───── Data ─────

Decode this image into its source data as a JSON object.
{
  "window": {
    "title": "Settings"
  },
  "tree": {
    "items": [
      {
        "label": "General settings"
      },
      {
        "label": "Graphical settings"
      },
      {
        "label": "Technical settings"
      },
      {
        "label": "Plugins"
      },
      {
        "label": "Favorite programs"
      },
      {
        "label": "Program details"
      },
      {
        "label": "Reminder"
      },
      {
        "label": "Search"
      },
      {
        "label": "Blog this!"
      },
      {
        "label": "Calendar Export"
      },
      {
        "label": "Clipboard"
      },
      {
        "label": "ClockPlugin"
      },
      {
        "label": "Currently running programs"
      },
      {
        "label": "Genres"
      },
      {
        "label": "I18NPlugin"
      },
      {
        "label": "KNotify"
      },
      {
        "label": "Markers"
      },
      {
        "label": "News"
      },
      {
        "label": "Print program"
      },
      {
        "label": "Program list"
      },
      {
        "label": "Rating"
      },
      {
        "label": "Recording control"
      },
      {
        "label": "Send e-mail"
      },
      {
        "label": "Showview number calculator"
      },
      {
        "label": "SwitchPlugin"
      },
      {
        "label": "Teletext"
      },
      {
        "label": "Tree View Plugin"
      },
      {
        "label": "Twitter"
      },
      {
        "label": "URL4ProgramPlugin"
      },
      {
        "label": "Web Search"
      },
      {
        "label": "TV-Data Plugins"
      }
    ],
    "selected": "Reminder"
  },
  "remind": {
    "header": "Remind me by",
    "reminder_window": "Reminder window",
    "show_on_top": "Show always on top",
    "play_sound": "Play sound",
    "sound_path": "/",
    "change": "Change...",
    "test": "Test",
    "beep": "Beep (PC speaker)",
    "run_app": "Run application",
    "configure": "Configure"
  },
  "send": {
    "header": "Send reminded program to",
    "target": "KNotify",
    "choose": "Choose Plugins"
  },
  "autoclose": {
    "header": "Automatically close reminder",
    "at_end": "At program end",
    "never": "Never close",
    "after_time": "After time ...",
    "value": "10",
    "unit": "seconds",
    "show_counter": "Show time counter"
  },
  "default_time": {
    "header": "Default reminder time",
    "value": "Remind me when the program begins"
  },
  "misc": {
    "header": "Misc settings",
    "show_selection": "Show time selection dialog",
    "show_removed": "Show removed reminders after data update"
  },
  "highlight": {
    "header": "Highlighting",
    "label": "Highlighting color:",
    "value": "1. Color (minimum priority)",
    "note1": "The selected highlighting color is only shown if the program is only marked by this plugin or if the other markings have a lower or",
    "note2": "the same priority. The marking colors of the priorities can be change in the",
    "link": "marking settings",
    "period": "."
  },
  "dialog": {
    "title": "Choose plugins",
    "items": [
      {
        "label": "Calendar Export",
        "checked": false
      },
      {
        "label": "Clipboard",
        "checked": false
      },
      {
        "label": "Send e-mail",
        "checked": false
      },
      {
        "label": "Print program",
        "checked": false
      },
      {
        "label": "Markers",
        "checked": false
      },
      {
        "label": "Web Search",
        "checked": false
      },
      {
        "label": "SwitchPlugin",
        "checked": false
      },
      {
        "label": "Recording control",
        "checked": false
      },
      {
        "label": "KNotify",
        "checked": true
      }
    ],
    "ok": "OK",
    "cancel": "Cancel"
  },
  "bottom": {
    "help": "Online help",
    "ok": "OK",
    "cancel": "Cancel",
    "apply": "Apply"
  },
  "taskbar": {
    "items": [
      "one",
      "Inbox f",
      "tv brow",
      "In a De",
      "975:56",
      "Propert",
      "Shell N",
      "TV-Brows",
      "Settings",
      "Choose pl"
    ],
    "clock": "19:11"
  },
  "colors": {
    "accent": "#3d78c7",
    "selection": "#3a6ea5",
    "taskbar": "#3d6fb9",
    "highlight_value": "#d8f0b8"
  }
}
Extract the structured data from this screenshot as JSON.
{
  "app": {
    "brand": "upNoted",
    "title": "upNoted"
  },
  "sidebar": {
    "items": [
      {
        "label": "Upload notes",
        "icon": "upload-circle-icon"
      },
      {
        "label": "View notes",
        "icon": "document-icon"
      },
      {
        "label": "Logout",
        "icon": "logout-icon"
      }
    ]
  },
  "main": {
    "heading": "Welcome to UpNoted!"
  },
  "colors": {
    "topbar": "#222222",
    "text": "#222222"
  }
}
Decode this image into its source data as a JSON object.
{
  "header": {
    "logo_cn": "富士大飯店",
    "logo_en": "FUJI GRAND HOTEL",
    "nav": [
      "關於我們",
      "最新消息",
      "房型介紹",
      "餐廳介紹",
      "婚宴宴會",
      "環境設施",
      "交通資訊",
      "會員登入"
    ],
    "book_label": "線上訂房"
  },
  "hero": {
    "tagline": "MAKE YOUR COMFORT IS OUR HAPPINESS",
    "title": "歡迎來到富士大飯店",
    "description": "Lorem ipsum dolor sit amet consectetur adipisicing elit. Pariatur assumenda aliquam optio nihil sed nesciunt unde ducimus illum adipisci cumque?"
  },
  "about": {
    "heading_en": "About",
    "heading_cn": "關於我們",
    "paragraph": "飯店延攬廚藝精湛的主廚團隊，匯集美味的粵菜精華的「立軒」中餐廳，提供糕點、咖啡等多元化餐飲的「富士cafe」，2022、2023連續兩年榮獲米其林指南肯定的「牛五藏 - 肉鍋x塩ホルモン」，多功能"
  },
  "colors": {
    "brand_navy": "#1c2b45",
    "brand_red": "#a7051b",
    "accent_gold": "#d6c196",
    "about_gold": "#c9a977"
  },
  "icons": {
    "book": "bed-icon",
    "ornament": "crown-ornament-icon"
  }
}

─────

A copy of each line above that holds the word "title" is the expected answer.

Solution for this problem:
    "title": "Settings"
    "title": "Choose plugins",
    "title": "upNoted"
    "title": "歡迎來到富士大飯店",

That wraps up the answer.